He seems to have known Brad Marking for years. He is an opponent of the government being able to use the “national security” excuse to whitewash crimes, specifically when the federal agencies seek to coverup their failures.
Marking informed Wilcox, he specifically requested Richard Denner to be the judge for the case of the death of harbour master Eugene Ames due to Denner's hatred of government secrecy and the “national security” excuse. When they arrived to the court room, he was surprised at how much security was put around the enquiry.
Wilcox shows Denner a bullet from the crime scene that links Keen's gun to the murder.
Desperate to win, he illegally accesses Keen's bank account records, although he does not attempt to enter this evidence into the official record, so he would not undermine Marking's case. Marking warns him on how they must play by the rules and that he is taking this case too personally. Despite Wilcox's concern that Keen is preparing to flee the nation, he is told that the law must be followed or Reven Wright will be able to obtain a dismissal.

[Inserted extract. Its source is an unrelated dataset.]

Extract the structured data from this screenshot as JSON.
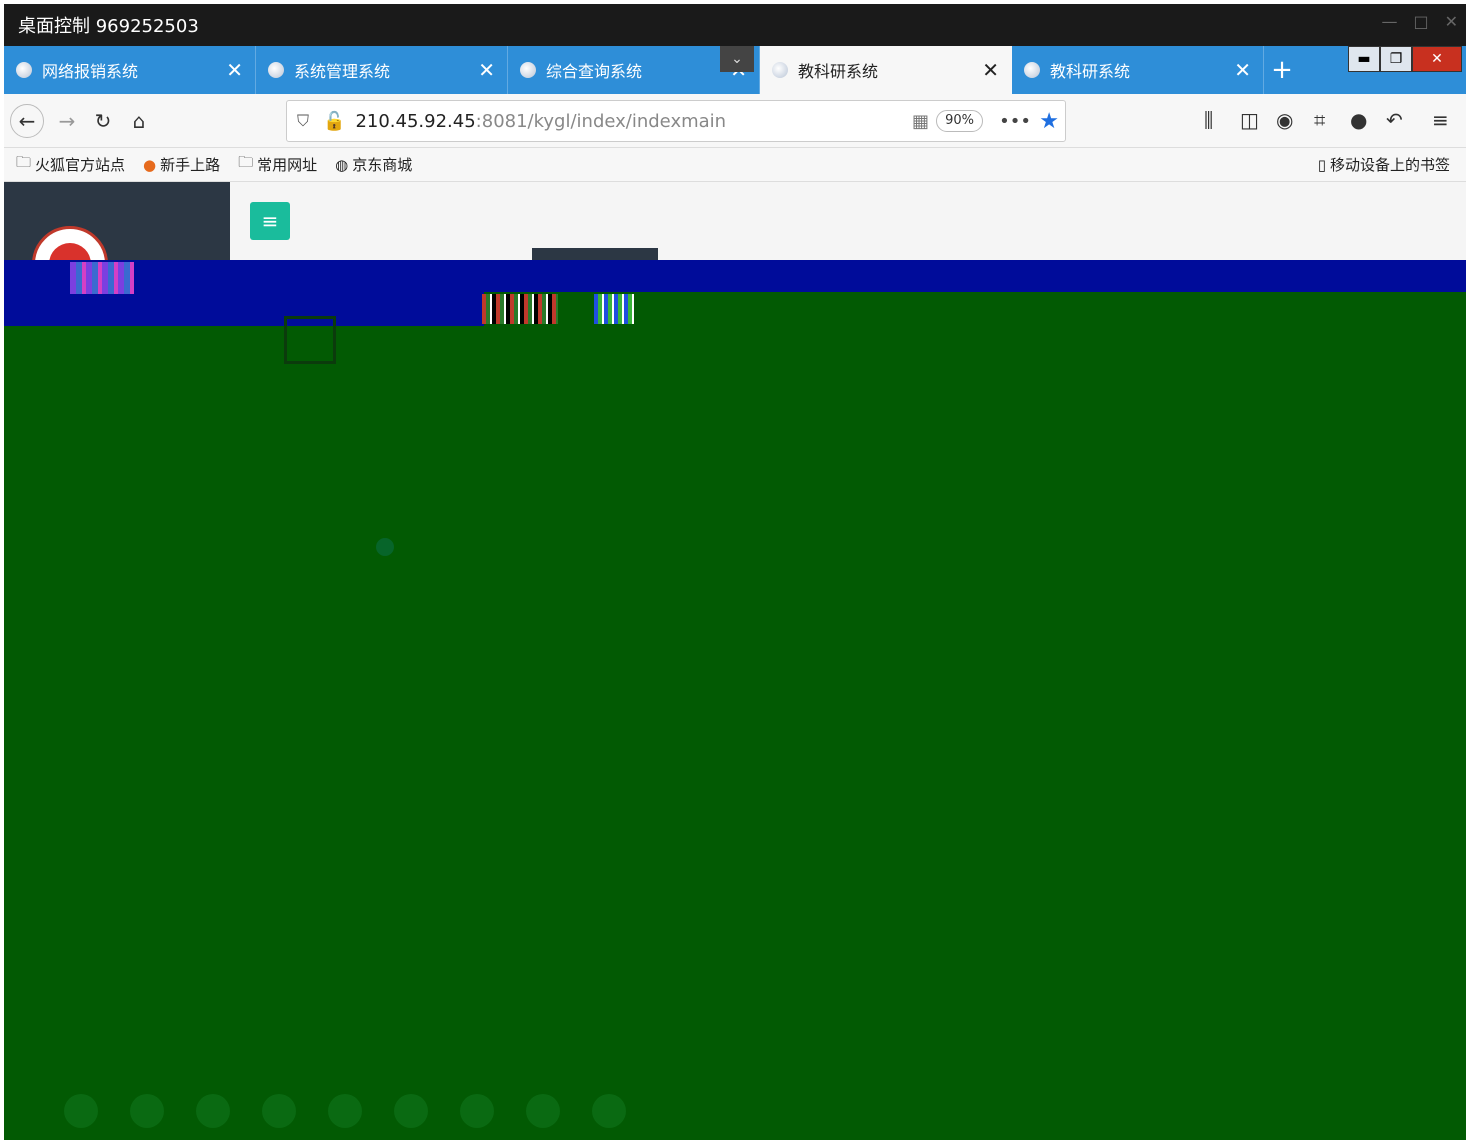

As the case went on, Wilcox and Making began to believe they were going to win the case against Elizabeth Keen. However, Thomas Connolly confronts Denner and threatens to have him arrested on the fact that he broke a number of federal laws during the inquiry. When Denner gave a speech on the importance of upholding the United States Constitution, Wilcox believed they were going to win the case against Keen. However, Richard Denner states that Harold Cooper and Elizabeth Keen cannot be ordered to testify due to national security. When Brad Marking and Martin Wilcox object to the injustice, Denner states that they are low-level employees in the federal government and have no power over this case. Wilcox's outrage is ignored and Wilcox is ordered by Denner to accept the ruling. This causes Wilcox to rail against the federal government giving immunity to the federal agencies and that “the Feds are above the law”. This reveals that he has seen previous investigations and prosecutions destroyed because of questionable legal rulings. Still believing she was the one who killed Eugene Ames, he tells Keen that her actions will haunt her. He leaves and tells the family that there will be no trial. After the inquiry ends, Connolly doesn't blame Wilcox for his outrage as he is “playing a game with only half the pieces”. He also reveals to Elizabeth that they never had a case against her, he only needed to intervene because of Denner‘s bias against the government.